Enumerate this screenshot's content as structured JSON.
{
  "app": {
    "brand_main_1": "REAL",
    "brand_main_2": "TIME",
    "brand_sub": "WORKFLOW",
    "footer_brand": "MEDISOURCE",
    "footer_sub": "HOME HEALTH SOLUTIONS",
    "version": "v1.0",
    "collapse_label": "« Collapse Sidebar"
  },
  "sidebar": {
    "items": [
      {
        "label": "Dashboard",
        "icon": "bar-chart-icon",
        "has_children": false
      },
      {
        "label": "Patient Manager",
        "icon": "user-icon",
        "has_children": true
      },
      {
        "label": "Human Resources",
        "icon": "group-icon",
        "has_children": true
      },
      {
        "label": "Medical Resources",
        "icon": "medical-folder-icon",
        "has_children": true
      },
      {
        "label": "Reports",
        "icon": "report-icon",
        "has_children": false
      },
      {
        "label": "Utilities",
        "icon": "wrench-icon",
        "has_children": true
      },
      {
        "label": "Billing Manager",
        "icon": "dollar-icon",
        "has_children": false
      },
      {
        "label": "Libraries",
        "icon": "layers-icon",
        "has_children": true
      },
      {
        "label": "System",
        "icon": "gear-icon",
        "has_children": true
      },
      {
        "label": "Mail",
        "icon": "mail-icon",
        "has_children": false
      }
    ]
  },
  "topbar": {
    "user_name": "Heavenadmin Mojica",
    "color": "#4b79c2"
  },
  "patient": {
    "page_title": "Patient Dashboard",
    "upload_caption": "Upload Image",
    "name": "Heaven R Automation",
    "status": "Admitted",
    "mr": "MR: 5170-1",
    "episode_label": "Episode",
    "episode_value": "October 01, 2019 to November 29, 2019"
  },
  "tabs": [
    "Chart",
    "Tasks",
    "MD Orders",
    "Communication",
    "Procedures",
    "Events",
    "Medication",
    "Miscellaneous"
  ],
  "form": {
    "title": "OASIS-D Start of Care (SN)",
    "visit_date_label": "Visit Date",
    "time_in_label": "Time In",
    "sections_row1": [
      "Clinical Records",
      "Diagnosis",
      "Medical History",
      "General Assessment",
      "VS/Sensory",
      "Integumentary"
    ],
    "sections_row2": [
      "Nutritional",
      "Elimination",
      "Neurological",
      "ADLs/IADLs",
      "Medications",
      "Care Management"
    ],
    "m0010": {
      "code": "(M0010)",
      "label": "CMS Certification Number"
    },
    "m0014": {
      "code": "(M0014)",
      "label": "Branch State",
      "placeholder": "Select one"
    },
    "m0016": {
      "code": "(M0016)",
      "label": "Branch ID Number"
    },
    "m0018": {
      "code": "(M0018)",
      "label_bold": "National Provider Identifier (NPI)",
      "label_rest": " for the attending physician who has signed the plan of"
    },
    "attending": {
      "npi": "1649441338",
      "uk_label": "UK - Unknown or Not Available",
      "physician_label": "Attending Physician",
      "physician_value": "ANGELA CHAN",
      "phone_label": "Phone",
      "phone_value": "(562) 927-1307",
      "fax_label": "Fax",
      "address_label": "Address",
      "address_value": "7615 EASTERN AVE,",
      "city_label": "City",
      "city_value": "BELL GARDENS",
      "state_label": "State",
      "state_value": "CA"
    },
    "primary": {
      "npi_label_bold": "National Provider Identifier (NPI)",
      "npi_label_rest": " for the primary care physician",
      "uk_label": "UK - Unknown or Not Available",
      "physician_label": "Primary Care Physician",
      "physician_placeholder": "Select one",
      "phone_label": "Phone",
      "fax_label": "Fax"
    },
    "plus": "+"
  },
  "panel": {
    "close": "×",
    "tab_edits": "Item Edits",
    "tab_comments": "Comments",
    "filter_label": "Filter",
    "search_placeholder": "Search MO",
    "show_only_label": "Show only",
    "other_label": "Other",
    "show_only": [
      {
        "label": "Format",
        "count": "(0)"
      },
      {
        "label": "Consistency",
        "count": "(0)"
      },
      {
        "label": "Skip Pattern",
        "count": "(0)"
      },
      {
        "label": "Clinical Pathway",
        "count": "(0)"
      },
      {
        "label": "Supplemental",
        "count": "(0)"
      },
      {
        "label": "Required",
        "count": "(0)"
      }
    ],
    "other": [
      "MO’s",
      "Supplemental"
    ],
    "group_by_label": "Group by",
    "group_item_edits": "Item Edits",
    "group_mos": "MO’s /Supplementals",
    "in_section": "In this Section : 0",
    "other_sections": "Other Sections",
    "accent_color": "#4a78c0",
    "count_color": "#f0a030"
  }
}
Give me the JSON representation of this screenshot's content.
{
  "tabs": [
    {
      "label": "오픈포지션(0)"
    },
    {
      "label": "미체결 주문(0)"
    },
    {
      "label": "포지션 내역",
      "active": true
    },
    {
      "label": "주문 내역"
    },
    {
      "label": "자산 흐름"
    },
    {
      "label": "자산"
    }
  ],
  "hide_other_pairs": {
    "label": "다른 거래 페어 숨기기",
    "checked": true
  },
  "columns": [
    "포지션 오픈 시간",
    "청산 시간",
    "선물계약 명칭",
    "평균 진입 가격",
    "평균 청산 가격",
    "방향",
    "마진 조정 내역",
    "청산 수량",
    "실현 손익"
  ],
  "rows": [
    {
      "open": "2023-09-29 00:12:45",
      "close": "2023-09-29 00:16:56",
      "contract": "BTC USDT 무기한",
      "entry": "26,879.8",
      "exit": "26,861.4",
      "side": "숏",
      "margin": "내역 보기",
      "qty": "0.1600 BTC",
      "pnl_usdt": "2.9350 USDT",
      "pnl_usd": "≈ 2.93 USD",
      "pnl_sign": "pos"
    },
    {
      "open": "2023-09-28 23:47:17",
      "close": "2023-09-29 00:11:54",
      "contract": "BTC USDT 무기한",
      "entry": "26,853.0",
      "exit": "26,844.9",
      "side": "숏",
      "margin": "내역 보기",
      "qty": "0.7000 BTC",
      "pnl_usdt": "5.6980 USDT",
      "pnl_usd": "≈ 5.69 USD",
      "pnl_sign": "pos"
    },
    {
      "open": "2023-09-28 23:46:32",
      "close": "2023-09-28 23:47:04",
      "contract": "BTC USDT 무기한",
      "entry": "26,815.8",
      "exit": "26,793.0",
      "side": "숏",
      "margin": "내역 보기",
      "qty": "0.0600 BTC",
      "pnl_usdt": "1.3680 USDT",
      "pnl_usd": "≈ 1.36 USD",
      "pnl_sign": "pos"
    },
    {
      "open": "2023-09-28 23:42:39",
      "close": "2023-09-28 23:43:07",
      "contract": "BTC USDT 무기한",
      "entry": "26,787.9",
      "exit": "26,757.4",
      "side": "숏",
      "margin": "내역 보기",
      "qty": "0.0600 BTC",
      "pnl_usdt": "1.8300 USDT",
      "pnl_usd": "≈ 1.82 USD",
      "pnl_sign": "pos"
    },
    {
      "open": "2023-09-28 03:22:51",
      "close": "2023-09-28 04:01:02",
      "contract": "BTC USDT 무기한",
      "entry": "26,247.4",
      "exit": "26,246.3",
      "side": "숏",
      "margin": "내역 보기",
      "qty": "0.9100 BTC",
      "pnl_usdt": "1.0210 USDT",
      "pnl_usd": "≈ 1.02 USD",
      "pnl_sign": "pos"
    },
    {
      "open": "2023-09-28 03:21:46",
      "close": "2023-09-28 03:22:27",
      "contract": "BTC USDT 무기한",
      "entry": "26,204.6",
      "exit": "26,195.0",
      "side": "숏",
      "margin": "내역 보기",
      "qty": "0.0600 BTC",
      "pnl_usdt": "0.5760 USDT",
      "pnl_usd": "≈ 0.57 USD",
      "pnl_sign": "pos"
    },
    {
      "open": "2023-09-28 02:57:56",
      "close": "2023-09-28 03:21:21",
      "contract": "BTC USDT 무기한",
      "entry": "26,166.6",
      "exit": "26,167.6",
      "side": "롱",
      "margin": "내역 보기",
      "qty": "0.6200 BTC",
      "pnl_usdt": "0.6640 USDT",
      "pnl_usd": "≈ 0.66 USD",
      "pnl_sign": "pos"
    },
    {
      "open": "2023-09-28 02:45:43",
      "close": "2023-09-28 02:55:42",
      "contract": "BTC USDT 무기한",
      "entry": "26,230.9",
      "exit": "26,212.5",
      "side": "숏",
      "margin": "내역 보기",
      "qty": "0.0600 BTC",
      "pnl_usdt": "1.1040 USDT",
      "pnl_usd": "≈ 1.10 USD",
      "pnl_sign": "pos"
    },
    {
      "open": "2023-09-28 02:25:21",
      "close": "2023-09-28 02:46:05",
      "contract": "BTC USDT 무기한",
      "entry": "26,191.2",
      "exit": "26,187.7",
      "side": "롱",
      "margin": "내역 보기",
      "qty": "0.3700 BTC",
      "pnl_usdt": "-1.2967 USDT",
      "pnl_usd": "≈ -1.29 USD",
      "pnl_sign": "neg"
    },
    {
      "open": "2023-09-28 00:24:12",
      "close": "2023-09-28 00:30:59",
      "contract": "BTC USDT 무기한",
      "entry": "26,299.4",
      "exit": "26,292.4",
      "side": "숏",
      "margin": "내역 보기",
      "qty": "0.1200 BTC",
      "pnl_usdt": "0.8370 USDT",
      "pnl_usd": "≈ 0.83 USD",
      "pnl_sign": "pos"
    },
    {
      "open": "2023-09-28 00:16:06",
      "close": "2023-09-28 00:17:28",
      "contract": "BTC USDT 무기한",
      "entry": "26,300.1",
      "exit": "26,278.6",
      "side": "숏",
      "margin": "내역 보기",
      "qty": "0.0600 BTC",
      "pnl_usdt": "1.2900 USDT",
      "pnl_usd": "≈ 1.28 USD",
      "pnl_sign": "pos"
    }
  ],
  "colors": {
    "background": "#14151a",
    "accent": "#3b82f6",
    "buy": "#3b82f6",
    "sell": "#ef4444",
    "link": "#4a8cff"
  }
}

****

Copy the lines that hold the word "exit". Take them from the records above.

**SOLUTION FOR THIS PROBLEM**
      "exit": "26,861.4",
      "exit": "26,844.9",
      "exit": "26,793.0",
      "exit": "26,757.4",
      "exit": "26,246.3",
      "exit": "26,195.0",
      "exit": "26,167.6",
      "exit": "26,212.5",
      "exit": "26,187.7",
      "exit": "26,292.4",
      "exit": "26,278.6",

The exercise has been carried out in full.